- The farmer’s county, parish, city, or district included in the applicable region must be listed as suffering exceptional, extreme, or severe drought conditions by the National Drought Mitigation Center. All or part of 36 states and one U.S. territory are listed.
- The relief applies to farmers who were affected by drought that happened between September 1, 2020, and August 31, 2021.
- This relief generally applies to capital gains realized by eligible farmers and ranchers on sales of livestock held for draft, dairy, or breeding purposes. Sales of other livestock, such as those raised for slaughter or held for sporting purposes, or poultry are not eligible.
- To qualify, the sales must be solely due to drought, flooding, or other severe weather causing the region to be designated as eligible for federal assistance.
- Farmers generally must replace the livestock within a four-year period instead of the usual two-year period.
- Qualified farmers and ranchers whose drought-sale replacement period was scheduled to expire at the end of this tax year, December 31, 2021, in most cases, now have until the end of their next tax year. The normal drought sale replacement period is four years. As such, this extension immediately impacts drought sales that occurred during 2017. Furthermore, the replacement periods for some drought sales before 2017 are also affected because of previous drought-related extensions affecting some of these areas.
Please call the office if you want more information about reporting drought sales or other farm-related tax issues.
Advertising and Marketing Costs May Be Tax Deductible
As a small business owner, you may be able to deduct advertising and marketing expenses that help them bring in new customers and keep existing ones. Even better is that these deductions help small businesses save money on their taxes.
Generally, small businesses can’t deduct amounts they pay to influence legislation, which includes advertising in a convention program of a political party or any other publication if any of the proceeds from the publication are for, or intended for, the use of a political party or candidate. Here’s what else you need to know about this valuable tax deduction:
Advertising and marketing costs must be ordinary and necessary.
An ordinary expense is one that is common and accepted in the industry. A necessary expense is one that is helpful and appropriate for the trade or business.
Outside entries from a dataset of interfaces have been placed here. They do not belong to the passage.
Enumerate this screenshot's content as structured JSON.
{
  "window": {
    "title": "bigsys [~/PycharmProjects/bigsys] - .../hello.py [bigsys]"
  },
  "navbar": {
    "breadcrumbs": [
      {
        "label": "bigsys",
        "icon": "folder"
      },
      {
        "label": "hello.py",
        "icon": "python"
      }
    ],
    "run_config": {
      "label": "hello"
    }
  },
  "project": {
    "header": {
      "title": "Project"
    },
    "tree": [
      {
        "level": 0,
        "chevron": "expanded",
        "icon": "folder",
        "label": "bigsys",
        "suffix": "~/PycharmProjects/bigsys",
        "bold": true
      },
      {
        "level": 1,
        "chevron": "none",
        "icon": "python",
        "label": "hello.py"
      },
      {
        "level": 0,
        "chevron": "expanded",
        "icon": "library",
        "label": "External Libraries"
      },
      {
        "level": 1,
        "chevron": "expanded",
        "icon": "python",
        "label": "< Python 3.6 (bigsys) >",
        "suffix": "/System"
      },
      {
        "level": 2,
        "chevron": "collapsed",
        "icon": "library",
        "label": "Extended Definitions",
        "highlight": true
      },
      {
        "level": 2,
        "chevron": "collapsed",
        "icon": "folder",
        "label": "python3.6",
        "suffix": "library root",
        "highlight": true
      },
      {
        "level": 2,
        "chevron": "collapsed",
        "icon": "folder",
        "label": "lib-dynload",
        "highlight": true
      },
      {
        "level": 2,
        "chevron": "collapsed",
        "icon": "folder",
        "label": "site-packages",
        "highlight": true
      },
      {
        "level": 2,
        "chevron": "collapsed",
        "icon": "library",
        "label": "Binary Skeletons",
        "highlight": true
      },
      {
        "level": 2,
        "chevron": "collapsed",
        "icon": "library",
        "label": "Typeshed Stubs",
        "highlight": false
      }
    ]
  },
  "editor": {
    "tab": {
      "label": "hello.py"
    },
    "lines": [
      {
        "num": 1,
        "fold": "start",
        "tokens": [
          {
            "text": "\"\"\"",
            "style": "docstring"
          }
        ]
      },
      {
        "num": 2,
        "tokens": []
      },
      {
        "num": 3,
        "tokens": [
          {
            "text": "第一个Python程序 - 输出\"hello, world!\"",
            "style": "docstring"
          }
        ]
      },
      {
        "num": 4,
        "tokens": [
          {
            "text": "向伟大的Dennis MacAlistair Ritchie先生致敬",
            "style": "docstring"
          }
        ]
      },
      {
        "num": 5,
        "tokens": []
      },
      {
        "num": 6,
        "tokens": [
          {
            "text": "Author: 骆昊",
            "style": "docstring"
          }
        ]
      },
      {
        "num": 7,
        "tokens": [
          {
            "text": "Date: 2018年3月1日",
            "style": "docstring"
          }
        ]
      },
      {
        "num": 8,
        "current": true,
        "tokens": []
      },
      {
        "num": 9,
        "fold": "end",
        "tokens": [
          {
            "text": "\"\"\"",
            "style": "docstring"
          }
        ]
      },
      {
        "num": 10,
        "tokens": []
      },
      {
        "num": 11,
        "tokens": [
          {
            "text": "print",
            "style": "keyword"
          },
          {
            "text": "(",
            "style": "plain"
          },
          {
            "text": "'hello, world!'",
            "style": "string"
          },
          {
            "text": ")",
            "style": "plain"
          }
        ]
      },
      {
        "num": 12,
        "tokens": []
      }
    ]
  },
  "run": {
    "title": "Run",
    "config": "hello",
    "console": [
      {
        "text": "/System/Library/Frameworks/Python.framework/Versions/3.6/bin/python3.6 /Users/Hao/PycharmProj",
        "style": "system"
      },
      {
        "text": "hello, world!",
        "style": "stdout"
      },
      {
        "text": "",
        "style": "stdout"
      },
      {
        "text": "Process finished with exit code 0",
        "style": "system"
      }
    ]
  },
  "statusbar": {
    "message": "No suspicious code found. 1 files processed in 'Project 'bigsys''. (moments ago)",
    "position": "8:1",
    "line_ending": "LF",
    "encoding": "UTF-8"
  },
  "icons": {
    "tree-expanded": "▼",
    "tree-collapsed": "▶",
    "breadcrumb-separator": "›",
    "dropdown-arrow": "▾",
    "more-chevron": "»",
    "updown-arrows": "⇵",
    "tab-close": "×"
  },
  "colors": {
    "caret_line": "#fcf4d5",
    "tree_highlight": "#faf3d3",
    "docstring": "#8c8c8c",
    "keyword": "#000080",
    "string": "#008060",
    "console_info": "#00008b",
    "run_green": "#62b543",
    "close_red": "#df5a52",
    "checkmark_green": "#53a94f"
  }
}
An expense does not have to be indispensable to be considered necessary. Advertising and marketing costs that are ordinary and necessary are tax-deductible.
Advertising expenses include:
- Reasonable advertising expenses that are directly related to the business activities.
- An expense for the cost of institutional or goodwill advertising to keep the business name before the public if it relates to a reasonable expectation to gain business in the future. For example, the cost of advertising that encourages people to contribute to the Red Cross or to participate in similar causes is usually deductible.
- The cost of providing meals, entertainment, or recreational facilities to the public as a means of advertising or promoting goodwill in the community.
As always, don’t hesitate to call if you have any questions regarding tax deductions that benefit your small business.